With a population, at the last census, of about 4,300,000 in the whole country ; with an unduly large proportion of this number consisting of non-military material ; with over 150,000 of its manhood already in the Army, we can see what a rich reservoir is here to make up what is so sweetly termed "the wastage."

The difficulties already existing in Ireland, coupled with the feelings engendered by the ruthless use of the military both during and since the futile "rebellion," would seem to make the game scarcely worth the candle. But, apparently, there are other reasons at work, and if one may take certain indications, it has -already been decided to apply conscription there. The "Daily Mail" howls for it. The Nationalist Party howls against it. In such a situation the position of a third section is a useful guide.

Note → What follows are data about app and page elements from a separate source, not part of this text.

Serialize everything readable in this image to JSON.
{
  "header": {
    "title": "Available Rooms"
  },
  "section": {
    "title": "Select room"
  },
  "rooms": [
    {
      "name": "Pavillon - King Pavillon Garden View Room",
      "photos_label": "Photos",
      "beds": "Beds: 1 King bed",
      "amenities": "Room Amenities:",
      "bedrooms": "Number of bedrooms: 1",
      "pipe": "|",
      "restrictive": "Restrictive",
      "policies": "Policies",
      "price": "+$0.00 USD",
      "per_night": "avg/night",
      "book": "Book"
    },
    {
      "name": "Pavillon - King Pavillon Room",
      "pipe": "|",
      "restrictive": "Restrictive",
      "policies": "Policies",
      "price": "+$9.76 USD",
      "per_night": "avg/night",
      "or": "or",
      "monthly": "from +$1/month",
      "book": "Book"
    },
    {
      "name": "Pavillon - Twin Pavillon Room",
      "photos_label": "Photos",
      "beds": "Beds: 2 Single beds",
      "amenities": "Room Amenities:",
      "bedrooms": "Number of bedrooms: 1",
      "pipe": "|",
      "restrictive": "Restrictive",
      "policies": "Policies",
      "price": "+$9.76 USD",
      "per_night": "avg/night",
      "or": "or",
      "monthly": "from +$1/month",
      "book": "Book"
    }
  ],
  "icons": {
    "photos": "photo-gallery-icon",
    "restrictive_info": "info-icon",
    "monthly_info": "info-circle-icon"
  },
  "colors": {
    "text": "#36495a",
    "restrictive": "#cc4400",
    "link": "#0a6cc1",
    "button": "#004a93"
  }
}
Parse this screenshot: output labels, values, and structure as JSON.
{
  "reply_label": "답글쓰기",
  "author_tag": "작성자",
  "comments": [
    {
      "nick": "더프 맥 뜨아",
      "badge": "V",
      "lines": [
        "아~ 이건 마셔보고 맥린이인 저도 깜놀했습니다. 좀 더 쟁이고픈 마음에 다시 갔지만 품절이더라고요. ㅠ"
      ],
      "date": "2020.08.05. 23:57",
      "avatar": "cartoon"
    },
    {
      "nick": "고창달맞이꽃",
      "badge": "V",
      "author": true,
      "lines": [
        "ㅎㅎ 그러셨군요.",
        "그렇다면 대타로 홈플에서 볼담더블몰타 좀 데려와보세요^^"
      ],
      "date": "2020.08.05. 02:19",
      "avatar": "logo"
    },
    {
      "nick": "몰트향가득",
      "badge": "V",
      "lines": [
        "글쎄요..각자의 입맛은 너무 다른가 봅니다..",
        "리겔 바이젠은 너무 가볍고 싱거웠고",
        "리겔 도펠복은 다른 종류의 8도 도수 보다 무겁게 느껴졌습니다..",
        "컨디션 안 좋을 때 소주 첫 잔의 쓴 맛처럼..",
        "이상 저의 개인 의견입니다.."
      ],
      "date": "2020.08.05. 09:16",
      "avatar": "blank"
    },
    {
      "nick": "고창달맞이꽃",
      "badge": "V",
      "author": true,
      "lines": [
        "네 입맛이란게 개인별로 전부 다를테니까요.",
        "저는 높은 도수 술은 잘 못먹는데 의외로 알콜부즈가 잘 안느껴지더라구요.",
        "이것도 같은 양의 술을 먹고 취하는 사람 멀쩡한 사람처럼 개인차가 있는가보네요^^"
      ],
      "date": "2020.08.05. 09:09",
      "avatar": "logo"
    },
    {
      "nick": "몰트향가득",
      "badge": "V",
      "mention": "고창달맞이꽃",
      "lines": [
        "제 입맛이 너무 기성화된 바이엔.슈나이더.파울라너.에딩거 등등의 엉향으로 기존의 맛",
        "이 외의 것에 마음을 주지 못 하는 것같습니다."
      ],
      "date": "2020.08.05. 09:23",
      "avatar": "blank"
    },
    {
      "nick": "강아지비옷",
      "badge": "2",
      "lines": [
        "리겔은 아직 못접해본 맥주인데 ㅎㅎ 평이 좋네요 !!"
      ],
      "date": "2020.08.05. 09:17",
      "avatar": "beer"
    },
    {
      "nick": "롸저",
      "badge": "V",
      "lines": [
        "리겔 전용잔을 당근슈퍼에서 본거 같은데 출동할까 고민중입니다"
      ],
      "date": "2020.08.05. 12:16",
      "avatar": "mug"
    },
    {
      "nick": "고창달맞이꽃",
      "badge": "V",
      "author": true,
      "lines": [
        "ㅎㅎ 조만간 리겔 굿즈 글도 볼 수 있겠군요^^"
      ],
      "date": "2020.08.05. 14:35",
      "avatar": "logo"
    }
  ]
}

When conscription was being brought forward as "practical politics" in Great Britain the "Daily Chronicle" claimed it would never be applied here. For answer to this, as Sir Christopher Wren says in another connection, "look around." Now the same paper states it is estimated that 150,000 men could be obtained from Ireland, which "is a very respectable total." But it goes on to. state "No man with any real knowledge of Ireland or any experience of its government would ever dream of applying conscription to that country," and later on we are told " Even were it carried . . . it could never be worked." ("Daily Chronicle," 14.10.1916.) In the light of previous experience this looks ominous—for Ireland. It looks as though the "deal" has already been arranged .and the shrieking of the Nationalists and the "never" of the "Daily Chronicle" are mere window dressing exhibitions preparatory to the complete swallowing of the pill.

To complete the parallel it is suggested that a "Derby Scheme" be started in Ireland. This, of course, would be a "failure" just as it was here. Indeed, many complaints have already been made that Irishmen, joining the army on purpose to enter Irish regiments, have been placed in English, Scotch or Welsh regiments much against their will. Then the authorities complain that "Irishmen are not filling up the Irish regiments " ! When the proposed "Derby Scheme" has "failed" sufficiently this "failure" will be used as one of the reasons for conscription as it was here. Just as Asquith deceived and swindled the workers here with his "promises" and "pledges" so the Irish workers will be swindled by Redmond and Carson.

While the results in men would be small, relative to the supposed requirements of the Army, the effect would be, practically, to impose martial law in Ireland as in reality it already exists here, though not in official terms. This enables the ruling class to carry out their wishes ruthlessly and rapidly in any direction they desire while apparently observing the usual constitutional forms. That it "never could be worked," as the "Daily Chronicle" states, is mere nonsense, for though forceful resistance might hinder and bother the authorities for a short time, ultimately it would be quite futile as the last experience of this method has shown.

Not until the working class in Ireland clearly grip the essential fact that they are slaves to the master class no matter what nationality these latter may be ; fully realise that such slavery is confined within no national boundary but is world wide; throw off the mental shackles of either "nationalism" or "religion," and join hands with their fellow workers the world over to abolish capitalism - the cause of modern wars—not until then will they be free from oppression and tyranny and be able to enjoy the results of their efforts applied to Nature's resources.

J. F.